__ASSIGNMENT__. Please work out how many lines in the entries contain "location", then give that number with nothing added.
**** LISTED RECORDS ****
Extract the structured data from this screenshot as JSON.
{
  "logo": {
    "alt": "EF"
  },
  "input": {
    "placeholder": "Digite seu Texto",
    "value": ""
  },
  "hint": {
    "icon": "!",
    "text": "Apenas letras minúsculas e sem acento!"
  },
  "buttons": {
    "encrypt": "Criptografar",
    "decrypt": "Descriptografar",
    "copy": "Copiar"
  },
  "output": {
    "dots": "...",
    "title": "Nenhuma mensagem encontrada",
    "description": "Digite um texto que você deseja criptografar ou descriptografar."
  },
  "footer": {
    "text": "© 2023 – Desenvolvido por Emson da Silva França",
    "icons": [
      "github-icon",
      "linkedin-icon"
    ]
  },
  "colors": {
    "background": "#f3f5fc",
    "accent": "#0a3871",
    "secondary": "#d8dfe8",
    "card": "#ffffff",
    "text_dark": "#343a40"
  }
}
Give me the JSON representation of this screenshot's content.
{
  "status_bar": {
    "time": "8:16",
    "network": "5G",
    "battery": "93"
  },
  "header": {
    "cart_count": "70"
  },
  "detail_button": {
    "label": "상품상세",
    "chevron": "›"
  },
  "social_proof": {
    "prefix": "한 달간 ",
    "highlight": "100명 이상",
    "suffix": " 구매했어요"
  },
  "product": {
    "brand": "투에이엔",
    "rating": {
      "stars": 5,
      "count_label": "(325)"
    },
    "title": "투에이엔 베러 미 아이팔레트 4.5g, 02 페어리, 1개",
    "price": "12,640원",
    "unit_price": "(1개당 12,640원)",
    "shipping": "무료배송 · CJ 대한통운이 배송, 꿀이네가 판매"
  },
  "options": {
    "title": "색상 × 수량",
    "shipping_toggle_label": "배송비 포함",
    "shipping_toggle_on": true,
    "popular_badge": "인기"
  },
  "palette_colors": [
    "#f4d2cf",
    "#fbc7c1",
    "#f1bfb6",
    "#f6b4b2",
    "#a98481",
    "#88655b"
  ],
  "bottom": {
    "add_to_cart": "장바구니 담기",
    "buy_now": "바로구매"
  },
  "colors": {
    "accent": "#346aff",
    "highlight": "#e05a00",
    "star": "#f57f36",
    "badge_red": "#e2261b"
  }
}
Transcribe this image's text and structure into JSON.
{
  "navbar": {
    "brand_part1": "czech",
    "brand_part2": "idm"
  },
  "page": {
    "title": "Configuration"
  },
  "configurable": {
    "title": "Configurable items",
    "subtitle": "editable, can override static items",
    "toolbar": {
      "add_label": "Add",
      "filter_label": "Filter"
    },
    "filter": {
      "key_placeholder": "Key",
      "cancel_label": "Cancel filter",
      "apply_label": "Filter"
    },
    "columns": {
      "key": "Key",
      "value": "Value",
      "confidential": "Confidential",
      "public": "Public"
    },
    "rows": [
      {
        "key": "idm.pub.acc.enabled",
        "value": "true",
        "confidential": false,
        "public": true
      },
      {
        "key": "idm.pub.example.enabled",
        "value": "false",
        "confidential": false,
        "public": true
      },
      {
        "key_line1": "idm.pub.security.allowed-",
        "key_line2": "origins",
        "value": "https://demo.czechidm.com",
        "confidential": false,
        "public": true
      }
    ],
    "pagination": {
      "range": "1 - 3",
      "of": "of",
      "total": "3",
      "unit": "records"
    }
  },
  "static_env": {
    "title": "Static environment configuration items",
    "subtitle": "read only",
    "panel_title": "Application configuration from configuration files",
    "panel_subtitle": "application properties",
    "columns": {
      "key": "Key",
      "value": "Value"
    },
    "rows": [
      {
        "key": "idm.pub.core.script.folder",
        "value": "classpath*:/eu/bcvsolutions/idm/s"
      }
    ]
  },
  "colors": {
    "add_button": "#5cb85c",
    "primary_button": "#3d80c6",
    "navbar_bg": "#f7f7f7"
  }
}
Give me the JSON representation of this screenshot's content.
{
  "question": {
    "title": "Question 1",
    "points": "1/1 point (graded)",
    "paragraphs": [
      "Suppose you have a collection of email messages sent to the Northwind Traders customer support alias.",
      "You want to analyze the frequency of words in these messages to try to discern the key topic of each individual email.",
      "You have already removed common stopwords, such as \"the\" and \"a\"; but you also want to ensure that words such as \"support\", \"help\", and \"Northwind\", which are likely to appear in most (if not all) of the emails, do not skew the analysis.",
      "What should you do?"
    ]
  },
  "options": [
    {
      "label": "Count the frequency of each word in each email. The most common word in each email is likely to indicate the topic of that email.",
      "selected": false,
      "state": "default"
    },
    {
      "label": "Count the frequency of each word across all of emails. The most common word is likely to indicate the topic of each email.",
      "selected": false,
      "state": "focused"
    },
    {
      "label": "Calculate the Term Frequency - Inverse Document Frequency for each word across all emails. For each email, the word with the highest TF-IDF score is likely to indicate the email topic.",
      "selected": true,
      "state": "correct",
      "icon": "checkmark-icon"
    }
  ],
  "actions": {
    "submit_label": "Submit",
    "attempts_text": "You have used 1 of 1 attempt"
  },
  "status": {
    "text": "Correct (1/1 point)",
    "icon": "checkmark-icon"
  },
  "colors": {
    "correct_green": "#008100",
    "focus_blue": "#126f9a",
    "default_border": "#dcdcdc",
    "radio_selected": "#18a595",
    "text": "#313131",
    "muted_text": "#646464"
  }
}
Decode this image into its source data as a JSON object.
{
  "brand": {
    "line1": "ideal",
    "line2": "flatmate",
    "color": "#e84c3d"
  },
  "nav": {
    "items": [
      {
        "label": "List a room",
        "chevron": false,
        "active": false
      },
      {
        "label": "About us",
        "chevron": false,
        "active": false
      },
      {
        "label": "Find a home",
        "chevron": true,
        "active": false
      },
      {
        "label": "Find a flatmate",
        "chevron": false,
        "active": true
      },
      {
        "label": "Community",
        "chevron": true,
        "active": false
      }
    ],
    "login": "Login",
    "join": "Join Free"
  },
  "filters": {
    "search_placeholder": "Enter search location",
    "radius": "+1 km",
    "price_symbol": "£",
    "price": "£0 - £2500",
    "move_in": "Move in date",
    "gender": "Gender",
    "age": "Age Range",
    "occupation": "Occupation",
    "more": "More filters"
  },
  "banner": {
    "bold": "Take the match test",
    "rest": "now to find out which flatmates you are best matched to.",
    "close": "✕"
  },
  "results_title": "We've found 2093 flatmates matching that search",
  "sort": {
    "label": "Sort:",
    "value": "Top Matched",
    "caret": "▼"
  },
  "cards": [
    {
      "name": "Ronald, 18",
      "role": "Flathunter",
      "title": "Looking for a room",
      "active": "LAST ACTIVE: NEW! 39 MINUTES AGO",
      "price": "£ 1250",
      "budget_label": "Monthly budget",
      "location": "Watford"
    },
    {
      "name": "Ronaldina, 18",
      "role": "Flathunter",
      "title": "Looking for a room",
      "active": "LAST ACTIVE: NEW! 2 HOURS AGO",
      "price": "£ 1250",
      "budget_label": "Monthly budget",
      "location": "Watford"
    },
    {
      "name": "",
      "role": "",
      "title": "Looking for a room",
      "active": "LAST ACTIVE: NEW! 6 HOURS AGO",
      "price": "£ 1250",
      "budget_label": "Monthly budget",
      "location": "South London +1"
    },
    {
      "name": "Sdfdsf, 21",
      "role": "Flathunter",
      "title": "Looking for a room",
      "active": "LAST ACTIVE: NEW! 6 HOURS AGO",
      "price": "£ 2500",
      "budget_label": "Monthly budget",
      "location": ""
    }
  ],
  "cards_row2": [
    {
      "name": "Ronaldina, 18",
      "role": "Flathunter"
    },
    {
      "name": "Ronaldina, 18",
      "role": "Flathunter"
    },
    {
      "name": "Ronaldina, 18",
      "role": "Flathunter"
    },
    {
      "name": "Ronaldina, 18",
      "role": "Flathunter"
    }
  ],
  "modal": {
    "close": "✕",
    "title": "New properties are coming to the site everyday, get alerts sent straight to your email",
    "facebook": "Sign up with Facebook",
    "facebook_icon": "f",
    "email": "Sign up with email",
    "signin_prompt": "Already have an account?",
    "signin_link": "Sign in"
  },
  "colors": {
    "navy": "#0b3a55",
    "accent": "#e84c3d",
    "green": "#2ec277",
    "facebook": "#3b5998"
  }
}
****
__ANSWER SPACE__. 5